A doctor who specializes in neurology is called a neurologist. The neurologist treats disorders that affect the brain, spinal cord, and nerves, such as:

Cerebrovascular disease, such as stroke
Demyelinating diseases of the central nervous system, such as multiple sclerosis
Headache disorders
Infections of the brain and peripheral nervous system
Movement disorders, such as Parkinson’s disease
Neurodegenerative disorders, such as Alzheimer’s disease, Parkinson’s disease, and Amyotrophic Lateral Sclerosis (Lou Gehrig’s disease)
Seizure disorders, such as epilepsy
Spinal cord disorders
Speech and language disorders

What does a neurologist do?

Neurologists manage and treat neurological conditions, or problems with the nervous system. Symptoms that commonly require a neurologist include:

  • coordination problems
  • muscle weakness
  • a change in sensation
  • confusion
  • dizziness

Neurologists also see patients with:

  • seizure disorders, such as epilepsy
  • stroke
  • multiple sclerosis
  • neuromuscular disorders, such as myasthenia gravis
  • infections of the nervous system, including encephalitis, meningitis, or brain abscesses
  • neurodegenerative disorders, such as Lou Gehrig’s disease and Alzheimer’s disease
  • spinal cord disorders, including inflammatory and autoimmune disorders
  • headaches, such as cluster headaches and migraines

Typical neurological procedures

During your first appointment with a neurologist, they will likely perform a physical exam and a neurological exam. A neurological exam will test muscle strength, reflexes, and coordination. Since different disorders can have similar symptoms, your neurologist may need more testing to make a diagnosis.

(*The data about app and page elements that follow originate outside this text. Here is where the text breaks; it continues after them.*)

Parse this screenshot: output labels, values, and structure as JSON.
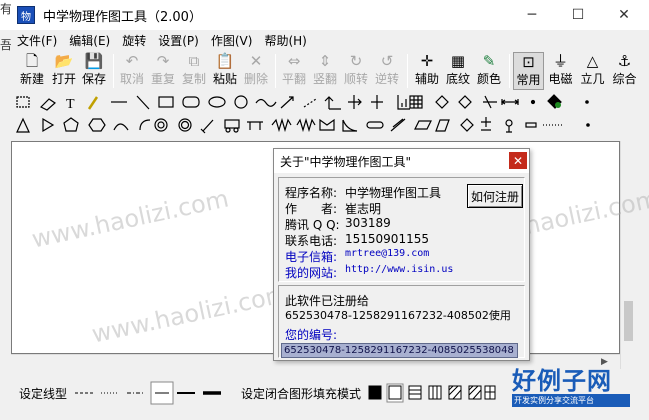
{
  "window": {
    "title": "中学物理作图工具（2.00）"
  },
  "edge": {
    "top_chars": "有",
    "side_char": "吾"
  },
  "menu": [
    "文件(F)",
    "编辑(E)",
    "旋转",
    "设置(P)",
    "作图(V)",
    "帮助(H)"
  ],
  "toolbar": {
    "file": [
      "新建",
      "打开",
      "保存"
    ],
    "edit": [
      "取消",
      "重复",
      "复制",
      "粘贴",
      "删除"
    ],
    "transform": [
      "平翻",
      "竖翻",
      "顺转",
      "逆转"
    ],
    "view": [
      "辅助",
      "底纹",
      "颜色"
    ],
    "modes": [
      "常用",
      "电磁",
      "立几",
      "综合"
    ]
  },
  "bottom": {
    "line_label": "设定线型",
    "fill_label": "设定闭合图形填充模式"
  },
  "dialog": {
    "title": "关于\"中学物理作图工具\"",
    "close": "✕",
    "register_button": "如何注册",
    "fields": [
      {
        "key": "程序名称:",
        "value": "中学物理作图工具"
      },
      {
        "key": "作　　者:",
        "value": "崔志明"
      },
      {
        "key": "腾讯 Q Q:",
        "value": "303189"
      },
      {
        "key": "联系电话:",
        "value": "15150901155"
      },
      {
        "key": "电子信箱:",
        "value": "mrtree@139.com"
      },
      {
        "key": "我的网站:",
        "value": "http://www.isin.us"
      }
    ],
    "registered_label": "此软件已注册给",
    "registered_to": "652530478-1258291167232-408502使用",
    "serial_label": "您的编号:",
    "serial_value": "652530478-1258291167232-4085025538048"
  },
  "watermark": "www.haolizi.com",
  "logo": {
    "title": "好例子网",
    "subtitle": "开发实例分享交流平台"
  }
}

Neurologists may recommend a variety of procedures to help diagnose or treat a condition. These procedures may include:

Lumbar puncture

Your neurologist may use a lumbar puncture to test your spinal fluid. They may recommend the procedure if they believe your symptoms are caused by a problem in your nervous system that can be detected in your spinal fluid. The procedure involves inserting a needle into the spine after numbing it and taking a sample of spinal fluid.

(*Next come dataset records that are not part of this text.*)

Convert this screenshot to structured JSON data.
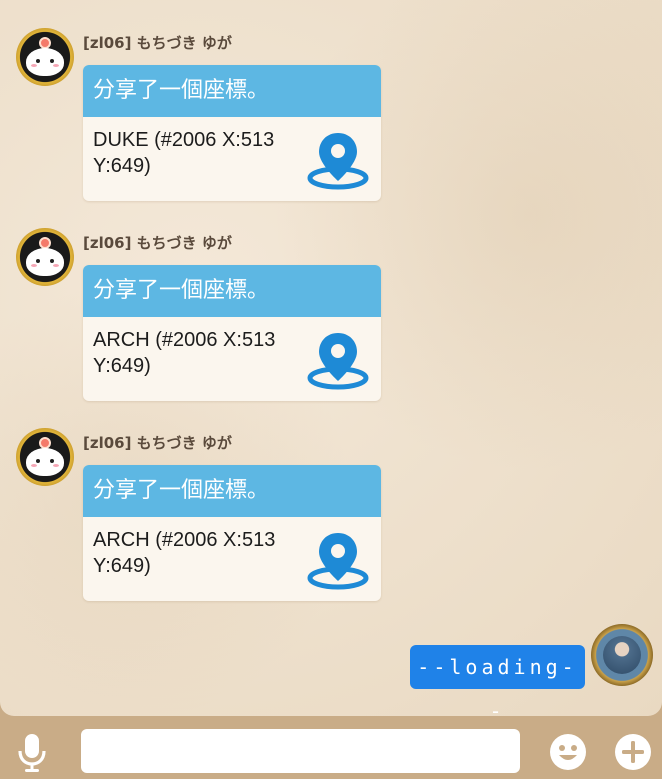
{
  "messages": [
    {
      "sender": "[zl06] もちづき ゆが",
      "card_title": "分享了一個座標。",
      "location": "DUKE (#2006 X:513\nY:649)"
    },
    {
      "sender": "[zl06] もちづき ゆが",
      "card_title": "分享了一個座標。",
      "location": "ARCH (#2006 X:513\nY:649)"
    },
    {
      "sender": "[zl06] もちづき ゆが",
      "card_title": "分享了一個座標。",
      "location": "ARCH (#2006 X:513\nY:649)"
    }
  ],
  "self_message": {
    "text": "--loading--"
  },
  "input_bar": {
    "placeholder": "",
    "icons": [
      "mic-icon",
      "smile-icon",
      "plus-icon"
    ]
  },
  "colors": {
    "card_header": "#5db7e3",
    "pin": "#1e8ad6",
    "self_bubble": "#1f82e8",
    "bar_bg": "#c9ac87"
  }
}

Tensilon test

This procedure can help your neurologist diagnose myasthenia gravis. In this test, your doctor injects you with a medicine called Tensilon. Then they observe how it affects your muscle movements.

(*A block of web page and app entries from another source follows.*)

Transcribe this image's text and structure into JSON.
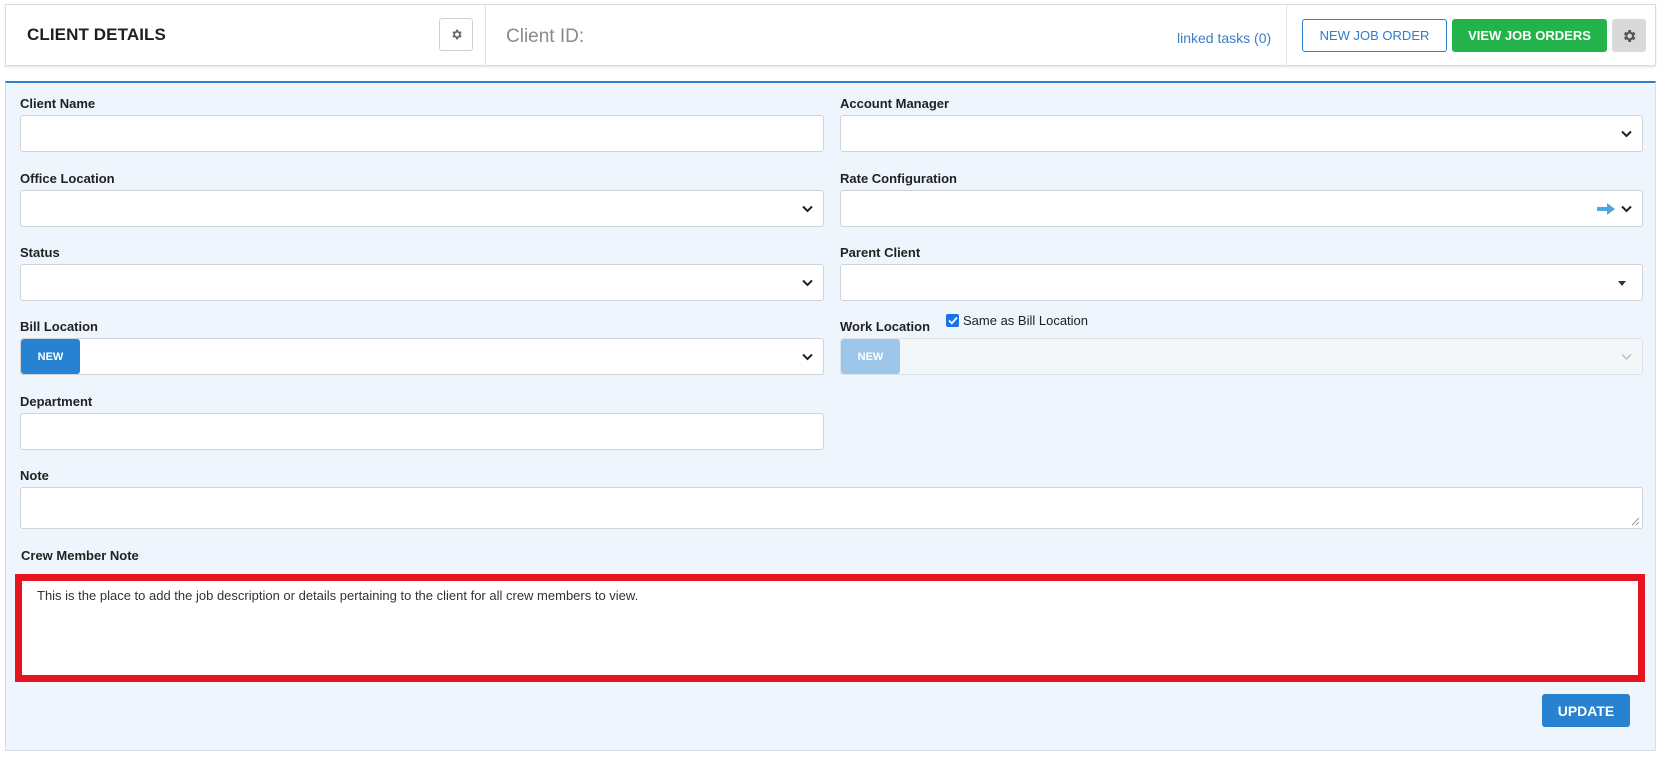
{
  "header": {
    "title": "CLIENT DETAILS",
    "client_id_label": "Client ID:",
    "linked_tasks": "linked tasks (0)",
    "new_job_order": "NEW JOB ORDER",
    "view_job_orders": "VIEW JOB ORDERS"
  },
  "form": {
    "client_name": {
      "label": "Client Name",
      "value": ""
    },
    "account_manager": {
      "label": "Account Manager",
      "value": ""
    },
    "office_location": {
      "label": "Office Location",
      "value": ""
    },
    "rate_configuration": {
      "label": "Rate Configuration",
      "value": ""
    },
    "status": {
      "label": "Status",
      "value": ""
    },
    "parent_client": {
      "label": "Parent Client",
      "value": ""
    },
    "bill_location": {
      "label": "Bill Location",
      "new_button": "NEW",
      "value": ""
    },
    "work_location": {
      "label": "Work Location",
      "new_button": "NEW",
      "same_as_bill_label": "Same as Bill Location",
      "same_as_bill_checked": true,
      "value": ""
    },
    "department": {
      "label": "Department",
      "value": ""
    },
    "note": {
      "label": "Note",
      "value": ""
    },
    "crew_member_note": {
      "label": "Crew Member Note",
      "value": "This is the place to add the job description or details pertaining to the client for all crew members to view."
    }
  },
  "actions": {
    "update": "UPDATE"
  },
  "colors": {
    "primary": "#2783d2",
    "success": "#24b24b",
    "highlight": "#e5141e",
    "panel_bg": "#eef5fc"
  }
}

Electroencephalogram (EEG)

By applying electrodes to your scalp, this test measures electrical activity in the brain.

Neurologists may use other types of tests, as well. Although they may not perform the test, they may order it, review it, and interpret the results.

To make a diagnosis, a neurologist may use imaging tests such as:

  • Computed tomography, or CT scan
  • Magnetic resonance imaging, or MRI scan
  • Positron emission tomography, or PET scan

Other diagnostic procedures include sleep studies and angiography. Angiography determines blockages in the blood vessels going to the brain.

Your neurologist may help you manage your symptoms and neurological disorder alone, or with your primary care physician and other specialists.